## Your goal
Select and copy out every line in the records containing "Shift".

-------- Records provided

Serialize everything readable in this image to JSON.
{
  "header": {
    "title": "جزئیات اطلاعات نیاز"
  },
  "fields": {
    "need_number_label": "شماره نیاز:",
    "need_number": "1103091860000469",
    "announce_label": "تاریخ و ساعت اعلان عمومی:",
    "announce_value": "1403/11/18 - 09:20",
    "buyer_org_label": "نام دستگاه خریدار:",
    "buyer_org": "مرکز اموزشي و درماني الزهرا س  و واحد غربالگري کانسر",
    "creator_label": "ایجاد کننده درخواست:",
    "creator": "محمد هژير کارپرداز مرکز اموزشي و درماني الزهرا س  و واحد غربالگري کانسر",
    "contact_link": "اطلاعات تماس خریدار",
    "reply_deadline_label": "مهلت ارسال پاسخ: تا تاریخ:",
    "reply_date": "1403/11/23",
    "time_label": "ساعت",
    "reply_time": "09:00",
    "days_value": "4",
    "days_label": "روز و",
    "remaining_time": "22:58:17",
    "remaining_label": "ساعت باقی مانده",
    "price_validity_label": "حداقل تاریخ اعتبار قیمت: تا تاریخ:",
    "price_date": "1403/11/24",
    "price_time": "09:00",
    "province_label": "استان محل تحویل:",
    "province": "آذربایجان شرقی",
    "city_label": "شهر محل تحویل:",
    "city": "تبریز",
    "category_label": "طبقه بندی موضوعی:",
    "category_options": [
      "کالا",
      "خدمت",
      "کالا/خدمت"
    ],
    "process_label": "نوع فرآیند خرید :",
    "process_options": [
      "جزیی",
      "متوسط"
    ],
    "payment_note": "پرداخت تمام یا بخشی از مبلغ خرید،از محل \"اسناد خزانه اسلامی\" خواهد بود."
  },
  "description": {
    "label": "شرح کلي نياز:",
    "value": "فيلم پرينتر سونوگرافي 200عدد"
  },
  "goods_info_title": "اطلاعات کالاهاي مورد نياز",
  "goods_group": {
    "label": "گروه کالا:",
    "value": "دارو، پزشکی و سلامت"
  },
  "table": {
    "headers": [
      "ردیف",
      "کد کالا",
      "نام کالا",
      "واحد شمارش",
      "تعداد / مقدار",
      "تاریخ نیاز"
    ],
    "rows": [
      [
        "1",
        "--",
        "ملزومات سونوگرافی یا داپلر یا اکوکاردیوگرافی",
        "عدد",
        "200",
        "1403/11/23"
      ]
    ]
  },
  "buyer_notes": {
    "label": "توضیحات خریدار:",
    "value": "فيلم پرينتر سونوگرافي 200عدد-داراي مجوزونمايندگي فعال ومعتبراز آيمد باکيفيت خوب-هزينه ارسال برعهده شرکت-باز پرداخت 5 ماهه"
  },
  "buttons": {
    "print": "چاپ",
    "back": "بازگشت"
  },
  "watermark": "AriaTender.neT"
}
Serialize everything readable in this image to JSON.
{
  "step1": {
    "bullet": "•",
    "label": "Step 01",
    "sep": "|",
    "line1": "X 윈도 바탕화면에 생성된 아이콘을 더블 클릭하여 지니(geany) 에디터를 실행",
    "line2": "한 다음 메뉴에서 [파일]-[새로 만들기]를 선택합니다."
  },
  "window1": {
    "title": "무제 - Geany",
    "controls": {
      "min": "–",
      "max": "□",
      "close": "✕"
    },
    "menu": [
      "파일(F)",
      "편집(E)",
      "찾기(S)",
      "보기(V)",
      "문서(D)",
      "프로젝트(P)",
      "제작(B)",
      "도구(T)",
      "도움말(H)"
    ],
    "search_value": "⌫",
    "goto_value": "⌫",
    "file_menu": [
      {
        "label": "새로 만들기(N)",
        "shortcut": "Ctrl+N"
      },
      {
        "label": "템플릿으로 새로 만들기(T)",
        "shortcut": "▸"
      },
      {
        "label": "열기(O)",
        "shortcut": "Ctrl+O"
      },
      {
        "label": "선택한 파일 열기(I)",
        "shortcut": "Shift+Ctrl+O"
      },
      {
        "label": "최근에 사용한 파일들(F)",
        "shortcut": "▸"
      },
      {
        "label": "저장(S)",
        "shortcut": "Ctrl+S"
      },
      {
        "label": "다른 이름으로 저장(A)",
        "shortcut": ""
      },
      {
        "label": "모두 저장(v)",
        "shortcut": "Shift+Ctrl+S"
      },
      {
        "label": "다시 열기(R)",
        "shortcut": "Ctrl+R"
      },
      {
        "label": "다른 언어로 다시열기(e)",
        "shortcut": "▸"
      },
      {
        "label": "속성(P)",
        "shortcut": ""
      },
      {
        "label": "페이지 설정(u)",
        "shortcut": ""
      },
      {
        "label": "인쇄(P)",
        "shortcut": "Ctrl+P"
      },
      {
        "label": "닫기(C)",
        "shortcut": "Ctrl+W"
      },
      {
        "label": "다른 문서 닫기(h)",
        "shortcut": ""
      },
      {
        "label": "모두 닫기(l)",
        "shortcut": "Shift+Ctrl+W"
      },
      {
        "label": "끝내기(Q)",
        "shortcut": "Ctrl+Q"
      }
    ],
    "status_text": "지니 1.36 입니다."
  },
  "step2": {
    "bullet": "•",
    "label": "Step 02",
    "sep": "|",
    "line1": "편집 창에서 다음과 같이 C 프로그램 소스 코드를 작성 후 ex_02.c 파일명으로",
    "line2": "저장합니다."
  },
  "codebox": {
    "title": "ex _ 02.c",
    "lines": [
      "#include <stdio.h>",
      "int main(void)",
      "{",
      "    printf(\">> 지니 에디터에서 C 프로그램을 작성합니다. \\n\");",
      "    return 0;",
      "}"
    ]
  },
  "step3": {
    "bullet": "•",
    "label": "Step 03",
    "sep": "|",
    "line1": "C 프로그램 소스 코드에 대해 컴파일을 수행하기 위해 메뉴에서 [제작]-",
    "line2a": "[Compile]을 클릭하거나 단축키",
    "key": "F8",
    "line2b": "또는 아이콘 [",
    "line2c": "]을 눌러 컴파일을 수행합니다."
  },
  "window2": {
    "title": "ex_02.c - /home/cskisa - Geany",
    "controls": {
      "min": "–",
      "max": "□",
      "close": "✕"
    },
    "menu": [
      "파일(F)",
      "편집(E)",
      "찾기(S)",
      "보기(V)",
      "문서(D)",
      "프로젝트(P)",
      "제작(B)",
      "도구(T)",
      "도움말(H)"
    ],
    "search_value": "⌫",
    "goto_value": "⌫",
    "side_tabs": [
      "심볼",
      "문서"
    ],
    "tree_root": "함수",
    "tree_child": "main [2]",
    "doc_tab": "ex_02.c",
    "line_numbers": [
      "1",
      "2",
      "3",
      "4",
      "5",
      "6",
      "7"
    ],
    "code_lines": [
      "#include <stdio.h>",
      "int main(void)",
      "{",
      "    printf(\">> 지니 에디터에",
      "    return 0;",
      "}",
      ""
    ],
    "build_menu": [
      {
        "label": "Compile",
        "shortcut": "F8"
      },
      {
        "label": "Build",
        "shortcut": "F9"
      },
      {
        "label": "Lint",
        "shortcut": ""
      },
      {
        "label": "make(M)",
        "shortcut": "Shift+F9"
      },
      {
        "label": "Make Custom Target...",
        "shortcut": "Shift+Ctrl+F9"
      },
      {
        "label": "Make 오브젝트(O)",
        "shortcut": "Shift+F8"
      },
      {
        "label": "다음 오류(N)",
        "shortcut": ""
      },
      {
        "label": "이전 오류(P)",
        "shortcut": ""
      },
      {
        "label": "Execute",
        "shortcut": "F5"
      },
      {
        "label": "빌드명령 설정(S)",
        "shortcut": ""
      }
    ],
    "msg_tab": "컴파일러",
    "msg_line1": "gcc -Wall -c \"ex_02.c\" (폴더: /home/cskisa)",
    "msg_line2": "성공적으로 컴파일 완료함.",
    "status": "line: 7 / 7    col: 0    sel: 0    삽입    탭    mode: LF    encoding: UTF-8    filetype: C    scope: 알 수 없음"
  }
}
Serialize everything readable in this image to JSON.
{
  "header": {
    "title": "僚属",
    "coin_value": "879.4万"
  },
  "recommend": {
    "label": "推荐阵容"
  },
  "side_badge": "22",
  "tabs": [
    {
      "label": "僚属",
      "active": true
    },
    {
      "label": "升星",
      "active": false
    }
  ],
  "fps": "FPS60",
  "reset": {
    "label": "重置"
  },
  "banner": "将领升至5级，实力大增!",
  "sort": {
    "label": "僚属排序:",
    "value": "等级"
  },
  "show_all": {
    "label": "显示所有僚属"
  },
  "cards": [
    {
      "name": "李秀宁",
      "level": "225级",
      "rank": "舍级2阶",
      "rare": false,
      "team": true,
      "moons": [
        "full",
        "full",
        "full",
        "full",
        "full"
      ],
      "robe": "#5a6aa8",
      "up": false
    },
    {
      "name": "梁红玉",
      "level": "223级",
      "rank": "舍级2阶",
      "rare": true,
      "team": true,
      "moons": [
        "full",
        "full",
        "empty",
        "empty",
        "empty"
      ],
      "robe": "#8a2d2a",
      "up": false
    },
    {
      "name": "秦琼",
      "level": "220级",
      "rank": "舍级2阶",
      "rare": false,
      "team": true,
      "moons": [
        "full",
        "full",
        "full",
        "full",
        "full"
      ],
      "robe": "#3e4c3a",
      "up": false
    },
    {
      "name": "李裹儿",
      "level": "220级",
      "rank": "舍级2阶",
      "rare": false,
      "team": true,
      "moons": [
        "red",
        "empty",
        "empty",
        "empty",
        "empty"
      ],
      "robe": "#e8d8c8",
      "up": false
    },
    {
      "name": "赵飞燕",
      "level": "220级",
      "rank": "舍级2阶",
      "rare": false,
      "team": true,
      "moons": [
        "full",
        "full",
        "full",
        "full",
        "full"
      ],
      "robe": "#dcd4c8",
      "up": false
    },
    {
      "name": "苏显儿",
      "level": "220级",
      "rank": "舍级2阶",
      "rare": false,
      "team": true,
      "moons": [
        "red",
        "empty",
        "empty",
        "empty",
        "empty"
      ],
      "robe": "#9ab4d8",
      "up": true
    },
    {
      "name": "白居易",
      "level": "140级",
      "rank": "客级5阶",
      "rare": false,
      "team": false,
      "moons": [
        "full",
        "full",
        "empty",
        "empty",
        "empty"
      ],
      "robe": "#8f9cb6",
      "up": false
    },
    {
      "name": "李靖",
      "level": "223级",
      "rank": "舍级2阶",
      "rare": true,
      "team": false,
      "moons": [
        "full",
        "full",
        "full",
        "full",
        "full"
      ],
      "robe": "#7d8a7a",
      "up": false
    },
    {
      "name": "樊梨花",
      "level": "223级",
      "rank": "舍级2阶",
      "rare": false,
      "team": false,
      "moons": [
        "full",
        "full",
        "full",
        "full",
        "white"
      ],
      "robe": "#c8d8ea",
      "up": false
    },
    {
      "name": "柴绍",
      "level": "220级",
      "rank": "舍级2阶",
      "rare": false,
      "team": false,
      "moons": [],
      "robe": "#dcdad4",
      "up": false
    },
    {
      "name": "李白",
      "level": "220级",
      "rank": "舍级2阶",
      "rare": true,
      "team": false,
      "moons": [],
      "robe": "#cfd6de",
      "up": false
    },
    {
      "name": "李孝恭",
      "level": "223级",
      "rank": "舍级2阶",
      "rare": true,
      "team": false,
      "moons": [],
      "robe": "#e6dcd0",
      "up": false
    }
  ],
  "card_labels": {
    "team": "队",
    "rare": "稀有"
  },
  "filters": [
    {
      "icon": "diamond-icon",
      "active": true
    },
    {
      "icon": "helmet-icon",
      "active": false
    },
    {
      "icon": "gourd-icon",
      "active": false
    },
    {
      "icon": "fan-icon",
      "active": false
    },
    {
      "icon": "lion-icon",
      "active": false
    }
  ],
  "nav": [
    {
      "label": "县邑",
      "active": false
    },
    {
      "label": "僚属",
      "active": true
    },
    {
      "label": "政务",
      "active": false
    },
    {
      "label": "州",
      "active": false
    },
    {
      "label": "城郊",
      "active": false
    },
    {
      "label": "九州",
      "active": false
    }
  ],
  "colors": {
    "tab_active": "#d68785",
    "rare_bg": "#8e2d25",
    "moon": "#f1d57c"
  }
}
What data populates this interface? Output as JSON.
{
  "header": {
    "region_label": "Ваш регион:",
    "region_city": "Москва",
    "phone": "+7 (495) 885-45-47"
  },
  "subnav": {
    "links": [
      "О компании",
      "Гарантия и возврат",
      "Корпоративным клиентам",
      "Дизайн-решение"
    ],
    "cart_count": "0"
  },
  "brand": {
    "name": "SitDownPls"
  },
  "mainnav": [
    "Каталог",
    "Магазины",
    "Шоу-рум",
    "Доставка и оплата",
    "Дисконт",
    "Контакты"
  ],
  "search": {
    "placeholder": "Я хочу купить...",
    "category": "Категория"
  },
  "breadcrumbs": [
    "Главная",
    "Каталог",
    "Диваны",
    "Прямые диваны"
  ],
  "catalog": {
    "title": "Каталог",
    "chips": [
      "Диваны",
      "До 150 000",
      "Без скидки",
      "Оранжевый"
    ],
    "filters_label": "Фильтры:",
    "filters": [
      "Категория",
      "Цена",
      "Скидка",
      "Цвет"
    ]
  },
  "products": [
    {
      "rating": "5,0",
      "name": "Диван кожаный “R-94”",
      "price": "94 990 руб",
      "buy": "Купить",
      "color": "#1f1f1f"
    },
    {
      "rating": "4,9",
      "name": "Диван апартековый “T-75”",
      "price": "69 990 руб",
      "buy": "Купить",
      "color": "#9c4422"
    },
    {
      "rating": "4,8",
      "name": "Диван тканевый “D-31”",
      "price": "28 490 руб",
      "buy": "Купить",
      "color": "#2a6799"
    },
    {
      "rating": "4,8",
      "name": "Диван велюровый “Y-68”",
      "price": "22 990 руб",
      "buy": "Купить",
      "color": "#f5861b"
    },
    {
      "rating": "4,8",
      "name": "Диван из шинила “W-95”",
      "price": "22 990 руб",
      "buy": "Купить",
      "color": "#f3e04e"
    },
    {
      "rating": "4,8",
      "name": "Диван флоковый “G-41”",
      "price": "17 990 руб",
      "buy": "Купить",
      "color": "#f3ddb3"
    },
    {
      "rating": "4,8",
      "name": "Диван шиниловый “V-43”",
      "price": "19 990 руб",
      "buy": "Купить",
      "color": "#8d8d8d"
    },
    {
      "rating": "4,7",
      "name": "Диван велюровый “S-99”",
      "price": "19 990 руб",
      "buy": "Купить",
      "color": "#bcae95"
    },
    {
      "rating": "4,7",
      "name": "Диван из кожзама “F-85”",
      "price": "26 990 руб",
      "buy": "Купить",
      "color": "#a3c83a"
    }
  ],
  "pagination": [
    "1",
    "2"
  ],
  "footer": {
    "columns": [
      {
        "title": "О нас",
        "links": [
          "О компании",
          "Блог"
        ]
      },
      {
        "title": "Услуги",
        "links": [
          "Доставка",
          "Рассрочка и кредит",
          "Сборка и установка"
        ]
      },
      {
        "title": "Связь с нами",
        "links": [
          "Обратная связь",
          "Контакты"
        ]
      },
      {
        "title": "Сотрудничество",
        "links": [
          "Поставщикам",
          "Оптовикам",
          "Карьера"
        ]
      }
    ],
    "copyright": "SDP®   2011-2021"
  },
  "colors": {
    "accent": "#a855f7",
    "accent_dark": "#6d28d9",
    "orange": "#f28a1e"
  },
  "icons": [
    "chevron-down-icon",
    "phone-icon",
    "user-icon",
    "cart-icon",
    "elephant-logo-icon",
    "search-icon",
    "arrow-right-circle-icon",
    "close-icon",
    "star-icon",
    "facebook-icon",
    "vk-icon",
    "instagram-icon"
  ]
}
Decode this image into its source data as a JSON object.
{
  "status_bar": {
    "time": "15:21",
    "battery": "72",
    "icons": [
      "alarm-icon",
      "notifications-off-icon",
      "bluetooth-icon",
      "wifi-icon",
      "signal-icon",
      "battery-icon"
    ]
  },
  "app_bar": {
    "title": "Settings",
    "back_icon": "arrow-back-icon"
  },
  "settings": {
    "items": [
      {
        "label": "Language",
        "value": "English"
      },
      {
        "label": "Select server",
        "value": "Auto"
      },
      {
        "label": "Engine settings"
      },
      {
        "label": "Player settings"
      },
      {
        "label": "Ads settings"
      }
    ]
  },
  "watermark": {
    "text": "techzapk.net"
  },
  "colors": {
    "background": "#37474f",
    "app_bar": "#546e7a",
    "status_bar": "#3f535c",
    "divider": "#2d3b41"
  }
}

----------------

## The answer
        "shortcut": "Shift+Ctrl+O"
        "shortcut": "Shift+Ctrl+S"
        "shortcut": "Shift+Ctrl+W"
        "shortcut": "Shift+F9"
        "shortcut": "Shift+Ctrl+F9"
        "shortcut": "Shift+F8"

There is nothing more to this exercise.